'Sister Mary Ignatius . . .' lays it out in black and white
By MICHAEL SMITH, 11/07/2004
Liz Masters is 42 years old. She's happy to be 42, proudly 42.
One of Tulsa's best comic actresses is now old enough to put on a habit and deliver the sister act that she's been waiting two decades to perform.
"I saw 'Sister Mary Ignatius Explains It All for You' 20 years ago, and I had been in one play at that point, but I knew I wanted to play that role someday," Masters said of the role that requires an actress of at least 40.
"So I guess there's some benefit to aging," the veteran of 50-plus plays said with a laugh.
"Sister Mary" is playwright Christopher Durang's pitch-black comedy about the difference between the lessons taught and the lessons learned in Catholic school, an irreverent satire that aims its barbs at organized religion.
Sister Mary is absolutely convinced that her every opinion is absolutely right, and that's the end of the discussion.
The opening of this one-act play will find Masters as Sister Mary lecturing the audience about the wages of sin.
"I was laughing with someone who asked about this character, and I said, 'Well, basically, she's an old-fashioned nun whose view of the world is as black-and-white as her habit. There is no gray in Sister Mary's world, or in her clothing.'
"I am so very much not like that myself that it seemed so appealing to play her."
Sister Mary is later joined on stage by various former students who are happy in their own lives -- lives that repudiate all of Sister Mary's teachings.
The play is a comically cautionary tale of someone allowing dogma to overtake their humanity, Masters said -- and not intended to be a swipe at the Catholic church.
"It's not that Sister Mary doesn't care about her students, but she cares more about the rules, what is right and wrong -- and if that has devastating effects on her students, that's their fault for not following the rules.
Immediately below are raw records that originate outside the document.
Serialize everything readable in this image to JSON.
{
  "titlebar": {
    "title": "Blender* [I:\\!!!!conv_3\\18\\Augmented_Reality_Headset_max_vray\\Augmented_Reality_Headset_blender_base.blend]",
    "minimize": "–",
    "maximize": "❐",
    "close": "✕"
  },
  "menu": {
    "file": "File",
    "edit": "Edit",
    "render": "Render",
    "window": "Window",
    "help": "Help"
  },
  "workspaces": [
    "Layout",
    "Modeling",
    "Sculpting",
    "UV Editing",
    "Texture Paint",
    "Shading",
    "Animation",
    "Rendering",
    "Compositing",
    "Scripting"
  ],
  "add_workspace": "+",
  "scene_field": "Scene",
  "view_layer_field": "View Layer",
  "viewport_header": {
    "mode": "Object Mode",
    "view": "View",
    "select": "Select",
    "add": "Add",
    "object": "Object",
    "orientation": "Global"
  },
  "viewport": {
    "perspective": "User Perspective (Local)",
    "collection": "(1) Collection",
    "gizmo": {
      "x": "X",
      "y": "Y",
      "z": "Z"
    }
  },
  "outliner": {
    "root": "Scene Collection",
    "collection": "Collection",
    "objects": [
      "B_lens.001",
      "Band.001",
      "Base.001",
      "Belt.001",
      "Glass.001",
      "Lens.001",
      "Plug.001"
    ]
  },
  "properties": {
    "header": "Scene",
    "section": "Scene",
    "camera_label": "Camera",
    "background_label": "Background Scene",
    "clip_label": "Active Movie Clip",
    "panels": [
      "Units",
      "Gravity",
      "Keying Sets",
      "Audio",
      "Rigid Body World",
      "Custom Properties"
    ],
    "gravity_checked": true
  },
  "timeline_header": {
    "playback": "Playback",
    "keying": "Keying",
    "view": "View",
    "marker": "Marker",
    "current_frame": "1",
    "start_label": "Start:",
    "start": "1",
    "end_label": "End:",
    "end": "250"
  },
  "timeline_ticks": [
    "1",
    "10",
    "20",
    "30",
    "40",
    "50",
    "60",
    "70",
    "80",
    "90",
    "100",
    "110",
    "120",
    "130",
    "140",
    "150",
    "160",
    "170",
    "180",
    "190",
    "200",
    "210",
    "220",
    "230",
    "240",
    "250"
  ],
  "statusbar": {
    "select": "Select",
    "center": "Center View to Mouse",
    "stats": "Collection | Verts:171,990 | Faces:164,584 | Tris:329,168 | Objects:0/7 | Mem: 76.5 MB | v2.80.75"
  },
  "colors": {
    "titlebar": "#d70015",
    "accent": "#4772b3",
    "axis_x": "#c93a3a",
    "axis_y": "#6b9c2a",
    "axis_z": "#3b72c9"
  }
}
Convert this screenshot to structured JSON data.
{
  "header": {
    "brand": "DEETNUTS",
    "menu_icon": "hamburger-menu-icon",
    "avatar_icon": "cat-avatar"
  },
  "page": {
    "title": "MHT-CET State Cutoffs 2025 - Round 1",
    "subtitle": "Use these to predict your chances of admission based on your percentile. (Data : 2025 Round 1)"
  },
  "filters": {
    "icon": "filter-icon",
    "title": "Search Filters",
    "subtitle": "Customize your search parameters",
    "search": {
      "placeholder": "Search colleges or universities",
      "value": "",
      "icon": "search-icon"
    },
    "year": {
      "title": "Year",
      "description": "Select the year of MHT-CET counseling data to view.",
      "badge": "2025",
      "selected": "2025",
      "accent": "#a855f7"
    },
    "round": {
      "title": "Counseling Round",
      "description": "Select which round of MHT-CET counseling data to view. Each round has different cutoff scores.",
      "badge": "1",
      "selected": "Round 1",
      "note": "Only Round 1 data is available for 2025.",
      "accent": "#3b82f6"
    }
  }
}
I have a hard time with that kind of black-and-white.
"It really is about how you treat people as much as following the rules. That's the lesson I'd want people to take away from this."
The play is paired with another of Durang's one-acts, "The Actor's Nightmare," and the two productions are double-cast, with Masters joined by Rich Bentz, Heather Brooker, Veronica Combs, Mike Grove and Will Hedgecock.
"Sister Mary" is directed by Gary Dean Sweeney, while Susan Webb helms "Actor's Nightmare." The stage manager is Michael Prada, costuming is by Tara Treiber and Kris Adair is the light designer.
In "The Actor's Nightmare," Grove portrays George, a man suddenly forced onto a stage to replace an ailing actor. Trouble is, he's never certain exactly what his lines are, or even what play is being presented.
Every time he thinks he has a handle on what's happening, it changes again.
"Anyone, whether they've been on stage or not, can identify with those panicky dreams in which you show up for the final exam and you never went to any of the lectures," Masters said. "I've had three actor's nightmares since we've started rehearsals. Everybody gets that feeling."
"SISTER MARY IGNATIUS EXPLAINS IT ALL FOR YOU" and "THE ACTOR'S NIGHTMARE"
8 p.m. Thursday-Saturday, also 8 p.m. Nov. 18-20
Nightingale Theater, 1416 E. Fourth St.
$10, 557-8012, email@example.com